“I am currently head of our school’s Athena SWAN committee and so I am familiar with the actions we are trying to employ to improve gender equality. One of our actions was to analyse our school’s workload model. We identified that women did more teaching on average than men in the school and our head of school is trying to address this imbalance. We are also trying to address barriers to promotion. It is clear that women are less likely to put themselves forward for promotion and so we have shifted our yearly staff assessments to earlier in the year, before the promotion round, so that the head of school can assess whether staff seem to be approaching the criteria for promotion and encourage those with the requisite experience to apply.”
If you could travel back in time, what career advice would you give to your younger self?
“Nothing worth doing is ever going to be easy, and learn to forgive and be easy on yourself. I think many of us can be much harder on ourselves than we are on others, and it is very easy to develop bad habits (i.e. overworking) I think helping people develop a good work-life balance from the start would help people enjoy their work more-and probably retain more women in science.”
Yes, you can ;-)”
“Sleep” (currently on maternity leave with my second child)

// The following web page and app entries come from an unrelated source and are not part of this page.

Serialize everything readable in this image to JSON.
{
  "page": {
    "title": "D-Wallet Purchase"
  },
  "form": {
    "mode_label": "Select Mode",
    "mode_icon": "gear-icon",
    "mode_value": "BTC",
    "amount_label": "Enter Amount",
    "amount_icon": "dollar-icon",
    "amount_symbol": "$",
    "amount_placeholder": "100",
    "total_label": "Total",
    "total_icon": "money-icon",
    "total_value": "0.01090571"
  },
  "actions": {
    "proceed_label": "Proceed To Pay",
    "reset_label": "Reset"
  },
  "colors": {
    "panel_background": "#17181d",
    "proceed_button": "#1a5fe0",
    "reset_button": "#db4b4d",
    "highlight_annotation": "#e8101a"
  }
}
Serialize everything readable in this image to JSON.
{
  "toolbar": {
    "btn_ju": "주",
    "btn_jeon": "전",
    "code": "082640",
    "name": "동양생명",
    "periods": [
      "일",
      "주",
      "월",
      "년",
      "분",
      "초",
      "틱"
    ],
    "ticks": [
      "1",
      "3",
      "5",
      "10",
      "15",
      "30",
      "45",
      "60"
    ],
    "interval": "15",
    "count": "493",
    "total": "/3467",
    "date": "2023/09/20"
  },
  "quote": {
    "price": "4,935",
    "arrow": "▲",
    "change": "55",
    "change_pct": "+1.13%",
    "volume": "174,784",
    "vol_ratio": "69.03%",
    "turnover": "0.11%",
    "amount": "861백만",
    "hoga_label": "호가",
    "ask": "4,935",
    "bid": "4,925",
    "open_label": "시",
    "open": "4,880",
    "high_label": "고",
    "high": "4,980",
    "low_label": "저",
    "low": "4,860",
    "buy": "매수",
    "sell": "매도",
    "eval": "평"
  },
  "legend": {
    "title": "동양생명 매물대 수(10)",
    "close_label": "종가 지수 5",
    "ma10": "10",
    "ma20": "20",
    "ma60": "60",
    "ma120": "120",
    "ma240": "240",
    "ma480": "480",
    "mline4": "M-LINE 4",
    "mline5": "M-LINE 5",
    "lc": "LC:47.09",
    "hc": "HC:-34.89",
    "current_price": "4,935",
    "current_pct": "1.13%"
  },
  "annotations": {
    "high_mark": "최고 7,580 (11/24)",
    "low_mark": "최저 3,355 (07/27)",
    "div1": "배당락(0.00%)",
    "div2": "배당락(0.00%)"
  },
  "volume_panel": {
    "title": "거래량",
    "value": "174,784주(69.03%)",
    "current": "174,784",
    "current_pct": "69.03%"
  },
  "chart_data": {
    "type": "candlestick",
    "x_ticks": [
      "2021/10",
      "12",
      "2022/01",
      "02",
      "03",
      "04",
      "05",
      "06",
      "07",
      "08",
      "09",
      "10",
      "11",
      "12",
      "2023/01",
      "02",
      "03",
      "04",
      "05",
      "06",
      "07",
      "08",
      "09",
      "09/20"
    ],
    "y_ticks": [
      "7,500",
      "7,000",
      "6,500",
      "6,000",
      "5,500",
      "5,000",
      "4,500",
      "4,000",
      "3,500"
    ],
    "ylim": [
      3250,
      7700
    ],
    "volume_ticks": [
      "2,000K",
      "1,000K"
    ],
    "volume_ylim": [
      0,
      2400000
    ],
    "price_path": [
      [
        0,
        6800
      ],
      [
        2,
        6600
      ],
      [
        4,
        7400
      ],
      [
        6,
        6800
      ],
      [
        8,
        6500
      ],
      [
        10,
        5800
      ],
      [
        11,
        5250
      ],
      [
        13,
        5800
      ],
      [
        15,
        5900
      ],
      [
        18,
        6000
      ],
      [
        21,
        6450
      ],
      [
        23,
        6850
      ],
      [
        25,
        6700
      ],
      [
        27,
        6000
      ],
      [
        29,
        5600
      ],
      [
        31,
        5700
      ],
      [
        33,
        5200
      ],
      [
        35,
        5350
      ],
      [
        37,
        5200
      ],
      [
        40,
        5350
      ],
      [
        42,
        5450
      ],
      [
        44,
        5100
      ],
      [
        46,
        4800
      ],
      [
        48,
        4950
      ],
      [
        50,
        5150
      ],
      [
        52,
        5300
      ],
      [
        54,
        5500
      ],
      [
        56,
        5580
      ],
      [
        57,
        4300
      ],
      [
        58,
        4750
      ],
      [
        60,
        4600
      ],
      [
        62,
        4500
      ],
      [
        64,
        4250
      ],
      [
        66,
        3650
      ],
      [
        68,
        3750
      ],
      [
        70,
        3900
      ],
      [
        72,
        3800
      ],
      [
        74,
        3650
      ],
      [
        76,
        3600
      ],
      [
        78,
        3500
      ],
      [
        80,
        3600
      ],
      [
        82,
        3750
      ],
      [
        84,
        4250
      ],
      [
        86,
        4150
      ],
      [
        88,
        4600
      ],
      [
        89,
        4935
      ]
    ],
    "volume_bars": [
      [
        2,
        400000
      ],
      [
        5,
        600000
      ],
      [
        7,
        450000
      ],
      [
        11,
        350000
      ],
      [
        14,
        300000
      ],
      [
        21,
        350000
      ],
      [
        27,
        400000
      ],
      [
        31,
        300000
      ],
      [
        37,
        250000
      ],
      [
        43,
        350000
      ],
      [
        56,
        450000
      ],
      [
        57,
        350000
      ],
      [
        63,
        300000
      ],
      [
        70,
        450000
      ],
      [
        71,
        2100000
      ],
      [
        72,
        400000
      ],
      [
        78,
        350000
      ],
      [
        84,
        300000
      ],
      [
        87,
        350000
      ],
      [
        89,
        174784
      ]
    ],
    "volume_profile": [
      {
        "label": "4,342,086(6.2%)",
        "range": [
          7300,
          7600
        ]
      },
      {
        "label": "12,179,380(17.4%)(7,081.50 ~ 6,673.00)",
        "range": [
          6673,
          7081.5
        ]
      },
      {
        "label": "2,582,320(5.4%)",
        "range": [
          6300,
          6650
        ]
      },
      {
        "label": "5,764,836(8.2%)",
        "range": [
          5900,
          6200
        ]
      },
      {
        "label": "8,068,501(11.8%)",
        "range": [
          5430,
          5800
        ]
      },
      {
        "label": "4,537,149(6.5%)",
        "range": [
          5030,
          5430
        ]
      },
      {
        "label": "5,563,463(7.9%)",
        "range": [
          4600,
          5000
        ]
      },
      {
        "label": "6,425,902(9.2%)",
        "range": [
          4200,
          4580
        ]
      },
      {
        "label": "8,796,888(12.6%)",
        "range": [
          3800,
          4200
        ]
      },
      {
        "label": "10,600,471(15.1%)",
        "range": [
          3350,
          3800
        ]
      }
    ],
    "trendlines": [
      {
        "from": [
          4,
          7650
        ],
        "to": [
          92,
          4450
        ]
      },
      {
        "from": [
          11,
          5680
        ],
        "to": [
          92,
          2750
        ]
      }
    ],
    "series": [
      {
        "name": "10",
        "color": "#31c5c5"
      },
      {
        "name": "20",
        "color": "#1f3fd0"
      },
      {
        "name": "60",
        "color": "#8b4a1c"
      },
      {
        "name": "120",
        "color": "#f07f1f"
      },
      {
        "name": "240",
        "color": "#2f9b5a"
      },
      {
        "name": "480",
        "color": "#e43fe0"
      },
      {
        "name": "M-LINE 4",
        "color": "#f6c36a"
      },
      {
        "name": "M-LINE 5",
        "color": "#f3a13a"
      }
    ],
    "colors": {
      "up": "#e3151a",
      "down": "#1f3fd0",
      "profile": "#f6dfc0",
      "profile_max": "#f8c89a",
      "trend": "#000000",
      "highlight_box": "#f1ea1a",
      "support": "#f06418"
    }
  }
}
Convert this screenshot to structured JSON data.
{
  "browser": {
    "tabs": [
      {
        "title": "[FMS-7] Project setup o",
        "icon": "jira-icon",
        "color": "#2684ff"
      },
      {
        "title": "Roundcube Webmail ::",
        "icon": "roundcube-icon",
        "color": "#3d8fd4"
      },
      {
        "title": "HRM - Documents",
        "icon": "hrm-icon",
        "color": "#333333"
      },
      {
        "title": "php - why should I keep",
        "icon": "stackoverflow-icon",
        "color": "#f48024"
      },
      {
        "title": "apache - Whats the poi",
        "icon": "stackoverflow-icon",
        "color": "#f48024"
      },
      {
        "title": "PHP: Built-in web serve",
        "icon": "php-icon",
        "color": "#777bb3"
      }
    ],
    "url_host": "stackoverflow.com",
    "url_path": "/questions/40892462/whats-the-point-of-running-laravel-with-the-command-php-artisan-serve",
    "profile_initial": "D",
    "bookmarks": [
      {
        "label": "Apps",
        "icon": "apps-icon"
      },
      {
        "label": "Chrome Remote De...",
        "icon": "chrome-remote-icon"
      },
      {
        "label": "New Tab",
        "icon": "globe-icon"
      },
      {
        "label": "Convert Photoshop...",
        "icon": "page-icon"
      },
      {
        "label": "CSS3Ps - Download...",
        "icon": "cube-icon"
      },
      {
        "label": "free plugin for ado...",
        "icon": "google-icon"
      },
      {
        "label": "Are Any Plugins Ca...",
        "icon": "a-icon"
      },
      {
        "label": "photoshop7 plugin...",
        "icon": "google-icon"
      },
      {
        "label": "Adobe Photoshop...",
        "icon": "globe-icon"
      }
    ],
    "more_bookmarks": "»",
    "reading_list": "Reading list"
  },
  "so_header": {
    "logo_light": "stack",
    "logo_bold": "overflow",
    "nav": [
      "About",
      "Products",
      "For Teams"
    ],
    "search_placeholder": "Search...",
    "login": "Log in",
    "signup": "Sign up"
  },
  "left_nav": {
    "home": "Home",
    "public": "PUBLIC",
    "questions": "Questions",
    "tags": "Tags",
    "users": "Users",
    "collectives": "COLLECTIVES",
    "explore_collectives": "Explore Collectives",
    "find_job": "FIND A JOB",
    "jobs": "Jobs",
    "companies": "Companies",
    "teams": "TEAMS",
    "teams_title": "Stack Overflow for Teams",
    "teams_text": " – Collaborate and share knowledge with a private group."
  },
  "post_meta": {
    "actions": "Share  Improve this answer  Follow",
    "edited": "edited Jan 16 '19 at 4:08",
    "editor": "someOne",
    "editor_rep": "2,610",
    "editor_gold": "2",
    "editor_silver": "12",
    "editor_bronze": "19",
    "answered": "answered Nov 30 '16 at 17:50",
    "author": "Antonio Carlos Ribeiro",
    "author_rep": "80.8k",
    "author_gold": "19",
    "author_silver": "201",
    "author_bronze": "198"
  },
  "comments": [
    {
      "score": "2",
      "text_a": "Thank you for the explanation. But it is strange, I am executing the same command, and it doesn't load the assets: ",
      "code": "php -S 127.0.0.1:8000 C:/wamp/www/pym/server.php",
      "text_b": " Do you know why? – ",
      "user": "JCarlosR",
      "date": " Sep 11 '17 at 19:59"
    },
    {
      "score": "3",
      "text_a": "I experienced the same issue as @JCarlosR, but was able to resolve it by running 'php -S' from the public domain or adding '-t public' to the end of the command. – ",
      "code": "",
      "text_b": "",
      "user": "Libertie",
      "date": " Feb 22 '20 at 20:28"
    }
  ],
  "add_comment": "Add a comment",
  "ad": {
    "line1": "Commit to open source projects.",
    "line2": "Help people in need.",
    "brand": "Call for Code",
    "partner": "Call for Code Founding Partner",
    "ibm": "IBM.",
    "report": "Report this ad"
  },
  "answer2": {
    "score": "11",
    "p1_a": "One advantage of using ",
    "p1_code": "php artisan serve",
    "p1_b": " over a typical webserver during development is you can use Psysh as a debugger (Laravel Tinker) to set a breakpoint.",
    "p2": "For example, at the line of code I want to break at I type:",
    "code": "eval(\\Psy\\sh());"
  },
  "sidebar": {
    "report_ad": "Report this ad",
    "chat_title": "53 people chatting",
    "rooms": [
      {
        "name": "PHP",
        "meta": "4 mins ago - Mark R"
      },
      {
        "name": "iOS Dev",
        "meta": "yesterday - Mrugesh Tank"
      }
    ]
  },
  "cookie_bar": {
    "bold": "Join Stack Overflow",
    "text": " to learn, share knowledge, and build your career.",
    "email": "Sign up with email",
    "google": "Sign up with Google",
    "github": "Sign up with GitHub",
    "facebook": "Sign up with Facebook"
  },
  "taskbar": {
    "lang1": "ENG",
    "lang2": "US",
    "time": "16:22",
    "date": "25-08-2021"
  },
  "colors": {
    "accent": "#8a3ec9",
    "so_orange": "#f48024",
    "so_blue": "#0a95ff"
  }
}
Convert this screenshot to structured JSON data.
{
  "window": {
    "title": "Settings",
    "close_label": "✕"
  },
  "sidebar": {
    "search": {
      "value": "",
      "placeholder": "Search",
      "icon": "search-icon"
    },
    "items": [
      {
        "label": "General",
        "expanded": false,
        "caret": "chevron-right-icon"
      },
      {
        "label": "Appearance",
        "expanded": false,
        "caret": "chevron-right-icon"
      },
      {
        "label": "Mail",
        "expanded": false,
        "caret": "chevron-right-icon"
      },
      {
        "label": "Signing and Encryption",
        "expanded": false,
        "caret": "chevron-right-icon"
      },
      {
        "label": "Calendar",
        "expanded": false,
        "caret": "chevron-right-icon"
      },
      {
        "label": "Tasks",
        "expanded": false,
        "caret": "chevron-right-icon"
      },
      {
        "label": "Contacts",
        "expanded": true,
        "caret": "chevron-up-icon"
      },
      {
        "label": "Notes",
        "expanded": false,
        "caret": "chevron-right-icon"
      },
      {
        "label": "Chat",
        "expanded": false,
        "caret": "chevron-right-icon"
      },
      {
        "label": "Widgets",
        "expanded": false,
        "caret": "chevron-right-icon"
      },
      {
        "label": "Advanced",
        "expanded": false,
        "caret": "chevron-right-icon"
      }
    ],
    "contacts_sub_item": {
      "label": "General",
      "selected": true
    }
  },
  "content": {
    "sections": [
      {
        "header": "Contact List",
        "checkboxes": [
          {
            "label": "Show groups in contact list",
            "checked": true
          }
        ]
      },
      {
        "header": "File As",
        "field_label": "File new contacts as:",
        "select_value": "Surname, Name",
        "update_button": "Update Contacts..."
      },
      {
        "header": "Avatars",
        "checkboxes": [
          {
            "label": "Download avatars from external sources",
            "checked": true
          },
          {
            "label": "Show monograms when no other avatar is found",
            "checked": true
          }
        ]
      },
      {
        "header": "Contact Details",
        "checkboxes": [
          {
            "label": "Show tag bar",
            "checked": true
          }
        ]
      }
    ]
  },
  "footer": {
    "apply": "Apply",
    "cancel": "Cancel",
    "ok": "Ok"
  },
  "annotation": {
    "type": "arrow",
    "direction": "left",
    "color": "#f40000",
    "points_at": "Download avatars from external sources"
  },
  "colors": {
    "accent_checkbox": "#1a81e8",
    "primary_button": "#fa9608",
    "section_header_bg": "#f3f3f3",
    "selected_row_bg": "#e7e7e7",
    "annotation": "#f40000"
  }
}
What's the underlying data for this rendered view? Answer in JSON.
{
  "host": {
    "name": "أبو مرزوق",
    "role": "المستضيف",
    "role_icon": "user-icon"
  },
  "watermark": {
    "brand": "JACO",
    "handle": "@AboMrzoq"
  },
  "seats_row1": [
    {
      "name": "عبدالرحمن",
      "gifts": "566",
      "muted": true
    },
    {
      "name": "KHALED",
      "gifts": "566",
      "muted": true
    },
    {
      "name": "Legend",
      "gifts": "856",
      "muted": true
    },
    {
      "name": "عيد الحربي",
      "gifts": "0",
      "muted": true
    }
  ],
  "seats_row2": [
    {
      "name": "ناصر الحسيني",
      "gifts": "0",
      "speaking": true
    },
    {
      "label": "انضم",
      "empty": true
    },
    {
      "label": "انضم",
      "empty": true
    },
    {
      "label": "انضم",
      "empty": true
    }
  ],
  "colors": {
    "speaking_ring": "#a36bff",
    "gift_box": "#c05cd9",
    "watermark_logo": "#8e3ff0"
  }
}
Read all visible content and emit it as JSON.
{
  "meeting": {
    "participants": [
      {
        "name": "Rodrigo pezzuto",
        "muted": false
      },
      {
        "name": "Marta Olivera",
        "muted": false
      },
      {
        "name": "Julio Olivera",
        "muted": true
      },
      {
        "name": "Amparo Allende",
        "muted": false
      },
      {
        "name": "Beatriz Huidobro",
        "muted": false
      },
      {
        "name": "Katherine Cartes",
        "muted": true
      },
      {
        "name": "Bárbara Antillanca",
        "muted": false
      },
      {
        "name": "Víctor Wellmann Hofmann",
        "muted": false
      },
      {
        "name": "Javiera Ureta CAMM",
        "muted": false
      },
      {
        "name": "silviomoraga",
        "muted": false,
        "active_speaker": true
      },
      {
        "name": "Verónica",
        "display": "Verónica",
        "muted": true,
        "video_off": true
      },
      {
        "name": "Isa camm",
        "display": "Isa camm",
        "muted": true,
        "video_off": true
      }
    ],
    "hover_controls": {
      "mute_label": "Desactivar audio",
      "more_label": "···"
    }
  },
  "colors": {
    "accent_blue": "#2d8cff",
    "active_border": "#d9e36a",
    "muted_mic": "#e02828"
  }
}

“Take opportunities when they arise if you can; do the best that you can do and make sure you are treating other people fairly; spend less time thinking about the things you have not managed to do and more time thinking about the things that you have!”
“Publish well and early, go to conferences, meet people, get involved. Do what you enjoy. A career in academia is challenging and can be stressful, but is offset by the fact that you can study something that really interests you.”
“Don’t spend too much time comparing yourself to other people’s track records! This is precious time that you should spend thinking about Science. Also, do not underestimate the joy of having a family even if it will inevitably decrease the time you have to think about anything…”
“Be open to opportunities and spend as much time in the field as you can, because the best insights always come from really knowing your study species.”